Trisent Ltd, launched on 6th May 2016 to develop Codi, the self writing diary. The Codi name comes from Contextual Diary which was the name of a project that began in 2006 although the origins can be traced back to 2004 when the company Trisent Communications Ltd was first established in Scotland.

The following history gives the background to the original Trisent company and the first Contextual Diary, both direct descendents of new Trisent company and the Codi app.

The founder of Trisent, Dr Gordon Povey completed his PhD in mobile communications at the University of Edinburgh in 1992 and took up a lecturing post there. He completed a number of consulting roles in mobile communications including with BT, Nokia and Elektobit in Finland. In 1999 he set up Elektrobit (UK) Ltd a partially owned subsidiary of the Finnish Elektrobit Group (now called Bittium) with Dr Stephen Churcher who had studied for his PhD alongside Gordon.

Elektrobit logoElektrobit UK was successfully run with Gordon as managing director and Stephen as Technical Director until 2003 when Stephen decided to spin out the integrated circuit development expertise into his own company called Dukosi. Then in late 2004 Trisent Communications Ltd was established by Gordon as a managent buy-out from Elektrobit (UK) Ltd. Staff, assets and also intellectual property (including a patent), were acquired via the MBO.old trisent logo

The technology and expertise of primary interest to Trisent Communications was in the field of mobile phone location technology. At that time the mobile phone and network technology was pretty clunky and continuous accurate location was a technical challenge, and so the company focused on perfecting this. However, the Trisent vision was wider than being a continuous location aware service provider. The Trisent name actually derives from Tri-Sentient – being aware of 3 things: where, when, what, or, put simply, context aware. When developing the technology over 10 years ago most effort was spent on the where i.e. on location since this in itself was a technical challenge. However, they did create a context aware demo application called the Contextual Diary that sparked considerable interest, indeed it was actually found to be useful to those that tried it. However, very few people had smart phones and data networks were expensive so it remained an internal project used to demonstrate the potential value of Trisent’s continuous location technology.

Artilium logoBased on its continuous location technology Trisent Communications became profitable and in early 2008 was sold to AIM listed Artilium plc. They had a vision of Mobile Presence applications which aligned well with Trisent’s vision of Context Aware applications. Unfortunately the vision, which may well have a little to far ahead of the market and technology capabilities, was never fully realised after the Artilium CEO driving Mobile Presence left in 2009. Gordon left Artilium in 2010 but that vision of what could be done with Context Aware applications remained with him.

After almost 6 years of working as CEO in early stage technology companies, Gordon realised that Context Aware technology is on the cusp of become a massive market and made an agreement with Artilium to buy back the rights to the Trisent name.
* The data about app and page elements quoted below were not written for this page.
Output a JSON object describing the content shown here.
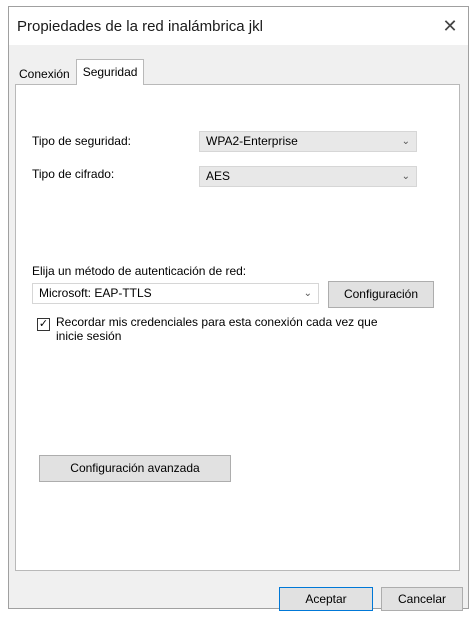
{
  "window": {
    "title": "Propiedades de la red inalámbrica jkl",
    "close_glyph": "✕"
  },
  "tabs": [
    {
      "label": "Conexión",
      "active": false
    },
    {
      "label": "Seguridad",
      "active": true
    }
  ],
  "security": {
    "type_label": "Tipo de seguridad:",
    "type_value": "WPA2-Enterprise",
    "encryption_label": "Tipo de cifrado:",
    "encryption_value": "AES"
  },
  "auth": {
    "method_label": "Elija un método de autenticación de red:",
    "method_value": "Microsoft: EAP-TTLS",
    "settings_button": "Configuración",
    "remember_checked": true,
    "remember_label": "Recordar mis credenciales para esta conexión cada vez que inicie sesión"
  },
  "advanced_button": "Configuración avanzada",
  "footer": {
    "ok": "Aceptar",
    "cancel": "Cancelar"
  },
  "icons": {
    "dropdown": "chevron-down-icon",
    "close": "close-icon",
    "check": "checkmark-icon"
  }
}
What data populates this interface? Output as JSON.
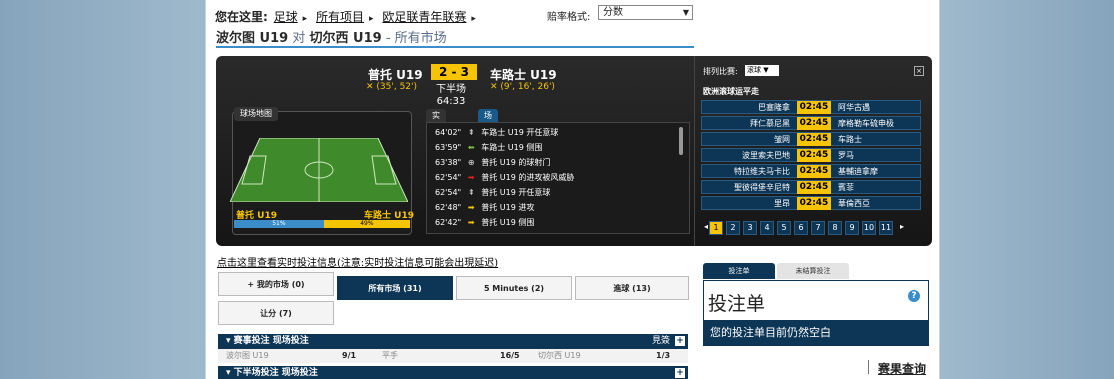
{
  "breadcrumb": {
    "prefix": "您在这里:",
    "items": [
      "足球",
      "所有项目",
      "欧足联青年联赛"
    ]
  },
  "odds_format": {
    "label": "赔率格式:",
    "value": "分数"
  },
  "page_title": {
    "home": "波尔图 U19",
    "vs": "对",
    "away": "切尔西 U19",
    "suffix": "- 所有市场"
  },
  "match": {
    "home": "普托 U19",
    "away": "车路士 U19",
    "score": "2 - 3",
    "period": "下半场",
    "clock": "64:33",
    "home_goals": "(35', 52')",
    "away_goals": "(9', 16', 26')"
  },
  "pitch_map": {
    "title": "球场地图",
    "home": "普托 U19",
    "away": "车路士 U19",
    "home_pct": "51%",
    "away_pct": "49%",
    "home_share": 0.51
  },
  "feed": {
    "tabs": [
      "实况解说",
      "场边统计"
    ],
    "events": [
      {
        "time": "64'02\"",
        "icon": "player-icon",
        "text": "车路士 U19 开任意球",
        "color": "#ddd"
      },
      {
        "time": "63'59\"",
        "icon": "arrow-left-icon",
        "text": "车路士 U19 侧围",
        "color": "#7ec24a"
      },
      {
        "time": "63'38\"",
        "icon": "target-icon",
        "text": "普托 U19 的球射门",
        "color": "#ddd"
      },
      {
        "time": "62'54\"",
        "icon": "arrow-right-icon",
        "text": "普托 U19 的进攻被风威胁",
        "color": "#e02020"
      },
      {
        "time": "62'54\"",
        "icon": "player-icon",
        "text": "普托 U19 开任意球",
        "color": "#ddd"
      },
      {
        "time": "62'48\"",
        "icon": "arrow-right-icon",
        "text": "普托 U19 进攻",
        "color": "#f6c400"
      },
      {
        "time": "62'42\"",
        "icon": "arrow-right-icon",
        "text": "普托 U19 侧围",
        "color": "#f6c400"
      }
    ]
  },
  "live_panel": {
    "sort_label": "排列比赛:",
    "sort_value": "滚球",
    "header": "欧洲滚球运平走",
    "rows": [
      {
        "home": "巴塞隆拿",
        "clock": "02:45",
        "away": "阿华古遇"
      },
      {
        "home": "拜仁慕尼黑",
        "clock": "02:45",
        "away": "摩格勒车硫申极"
      },
      {
        "home": "皱网",
        "clock": "02:45",
        "away": "车路士"
      },
      {
        "home": "波里索夫巴地",
        "clock": "02:45",
        "away": "罗马"
      },
      {
        "home": "特拉维夫马卡比",
        "clock": "02:45",
        "away": "基輔迪拿摩"
      },
      {
        "home": "聖彼得堡辛尼特",
        "clock": "02:45",
        "away": "賓菲"
      },
      {
        "home": "里昂",
        "clock": "02:45",
        "away": "華倫西亞"
      }
    ],
    "pages": [
      "1",
      "2",
      "3",
      "4",
      "5",
      "6",
      "7",
      "8",
      "9",
      "10",
      "11"
    ]
  },
  "live_link": "点击这里查看实时投注信息(注意:实时投注信息可能会出現延迟)",
  "market_tabs": [
    "+ 我的市场 (0)",
    "所有市场 (31)",
    "5 Minutes (2)",
    "進球 (13)",
    "让分 (7)"
  ],
  "sections": [
    {
      "title": "▾ 赛事投注 现场投注",
      "show": "見簽",
      "odds": [
        {
          "team": "波尔图 U19",
          "price": "9/1"
        },
        {
          "team": "平手",
          "price": "16/5"
        },
        {
          "team": "切尔西 U19",
          "price": "1/3"
        }
      ]
    },
    {
      "title": "▾ 下半场投注 现场投注"
    }
  ],
  "betslip": {
    "tabs": [
      "投注单",
      "未结算投注"
    ],
    "title": "投注单",
    "empty": "您的投注单目前仍然空白",
    "help": "?"
  },
  "check_link": "赛果查询",
  "colors": {
    "accent": "#f6c400",
    "navy": "#0c3556",
    "blue": "#3a8dc8"
  }
}
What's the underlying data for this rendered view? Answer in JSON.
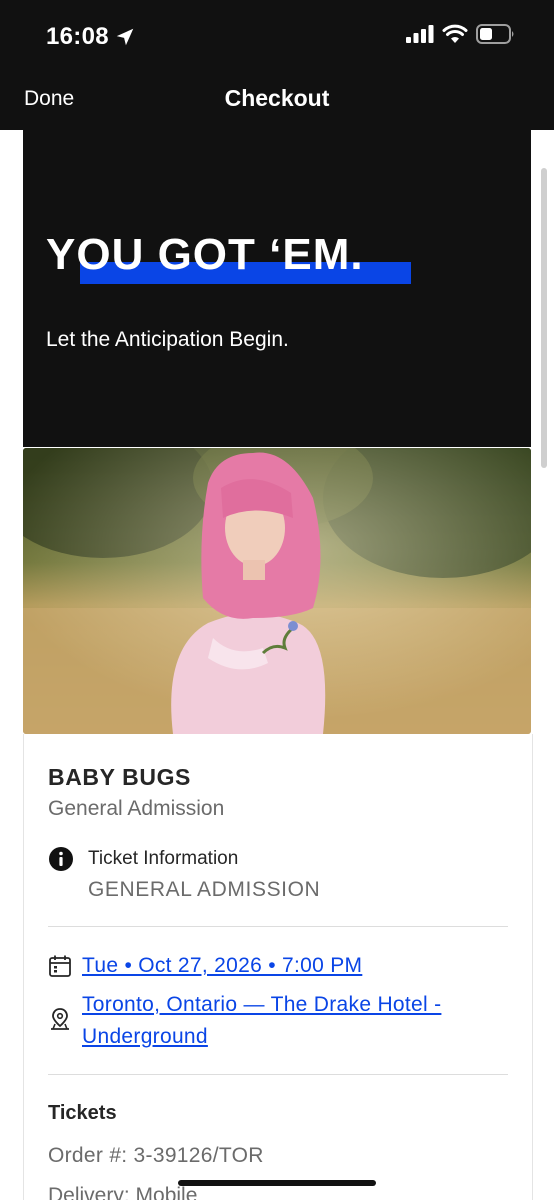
{
  "status_bar": {
    "time": "16:08"
  },
  "nav": {
    "done_label": "Done",
    "title": "Checkout"
  },
  "hero": {
    "headline": "YOU GOT ‘EM.",
    "subtitle": "Let the Anticipation Begin.",
    "accent_color": "#0a45e6"
  },
  "event": {
    "name": "BABY BUGS",
    "tier": "General Admission",
    "ticket_info_label": "Ticket Information",
    "ticket_info_value": "GENERAL ADMISSION",
    "date_time": "Tue • Oct 27, 2026 • 7:00 PM",
    "venue": "Toronto, Ontario — The Drake Hotel - Underground"
  },
  "tickets": {
    "title": "Tickets",
    "order_number": "Order #: 3-39126/TOR",
    "delivery": "Delivery: Mobile"
  },
  "icons": [
    "location-arrow-icon",
    "signal-icon",
    "wifi-icon",
    "battery-icon",
    "info-icon",
    "calendar-icon",
    "map-pin-icon"
  ],
  "colors": {
    "link": "#0a45e6",
    "dark_background": "#111111"
  }
}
In their 2014 book, Age of Context, Scoble & Isreal talk about 5 forces [technologies] that come together. “Together, they have created the conditions for an unstoppable perfect storm of epic proportion: the Age of Context”. On 6th May 2016 the new Trisent company was launched and has been developing new context aware technology in the form of Codi, a much revised version of the original Contextual Diary.